Wollongong City Council wants the operators of the Port Kembla gas terminal to find ways to reduce their greenhouse gas emissions, in line with the council's city-wide efforts to do the same.
But the operator has brushed off the call, saying it would be responsible for only a small fraction of Australia's emissions.
Approval was given last year for Australian Industrial Energy to develop the gas import terminal, but now AIE is seeking a modification to this approval, which could more than double the amount of ships passing through the operation.
It would also increase the greenhouse gas emissions from the facility by 19 per cent, AIE says in its environmental assessment documents, and this is where the city council thinks there could be a better outcome.
But a response to submissions from AIE's engineering consultant GHD showed it was not moved by the request.

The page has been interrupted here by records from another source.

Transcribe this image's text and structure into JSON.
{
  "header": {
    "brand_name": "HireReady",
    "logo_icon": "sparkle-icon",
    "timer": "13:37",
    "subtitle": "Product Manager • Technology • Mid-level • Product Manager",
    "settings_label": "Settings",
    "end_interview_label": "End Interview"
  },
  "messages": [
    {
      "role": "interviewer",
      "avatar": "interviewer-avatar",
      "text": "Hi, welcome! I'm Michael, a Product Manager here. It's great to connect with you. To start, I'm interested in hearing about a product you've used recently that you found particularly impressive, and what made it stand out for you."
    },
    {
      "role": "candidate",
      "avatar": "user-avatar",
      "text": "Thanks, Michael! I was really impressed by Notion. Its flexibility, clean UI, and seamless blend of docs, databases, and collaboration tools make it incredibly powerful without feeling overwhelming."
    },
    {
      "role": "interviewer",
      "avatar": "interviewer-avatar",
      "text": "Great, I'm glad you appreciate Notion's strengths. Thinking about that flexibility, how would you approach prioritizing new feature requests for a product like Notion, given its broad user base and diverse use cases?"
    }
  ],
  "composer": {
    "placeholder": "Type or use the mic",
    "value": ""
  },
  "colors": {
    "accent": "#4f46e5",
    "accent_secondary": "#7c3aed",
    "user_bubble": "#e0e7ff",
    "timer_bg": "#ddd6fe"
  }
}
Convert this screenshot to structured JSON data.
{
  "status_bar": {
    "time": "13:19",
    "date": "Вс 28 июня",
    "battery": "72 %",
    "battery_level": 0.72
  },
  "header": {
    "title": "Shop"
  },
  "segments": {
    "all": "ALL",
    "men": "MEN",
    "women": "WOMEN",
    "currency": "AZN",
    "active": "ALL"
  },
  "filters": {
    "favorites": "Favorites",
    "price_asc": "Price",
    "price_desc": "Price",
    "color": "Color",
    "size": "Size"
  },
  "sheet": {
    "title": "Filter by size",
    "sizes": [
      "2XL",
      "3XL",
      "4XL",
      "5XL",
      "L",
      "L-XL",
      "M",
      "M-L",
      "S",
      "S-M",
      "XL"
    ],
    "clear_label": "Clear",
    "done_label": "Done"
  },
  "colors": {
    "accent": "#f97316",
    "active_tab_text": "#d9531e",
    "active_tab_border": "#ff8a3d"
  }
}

"As discussed [in planning documents], the greenhouse gas inventory comprises a small proportion, being about 0.01 per cent, of Australia's national greenhouse gas emissions," its response states.
"The proponent has committed to a number of management measures to avoid, mitigate and manage potential greenhouse gas emissions including implementation of a Ship Energy Efficiency Management Plan and maintaining an International Energy Efficiency Certificate."
The main apparatus would be a floating storage and regasification unit (FSRU) usually powered by gas but sometimes by marine diesel.
This could boost nitrogen oxygen emissions and result in breaches of air quality standards, and AIE had requested a condition limiting emissions of nitrogen oxides be removed in time.
The city council requested this condition not be removed, to protect air quality. AIE, via the report by GHD, said there was no need.
"The assessment of potential air quality ... [found] there would be no incremental or cumulative exceedances of the relevant criteria at residential receivers," it states.
The Environment Protection Authority raised concerns about the the increase in shipping numbers, and the temperature of water discharges into the harbour.
AIE pointed out that NSW Ports had already requested the removal of all shipment limits for all port terminals, and said the terminal's "footprint" had not changed.
"The highly utilised and developed Inner Harbour is not known to support as many species as the Outer Harbour," its response said.
"Discharges from the FSRU therefore need to be considered in recognition of other land uses and existing water quality within the working harbour at Port Kembla."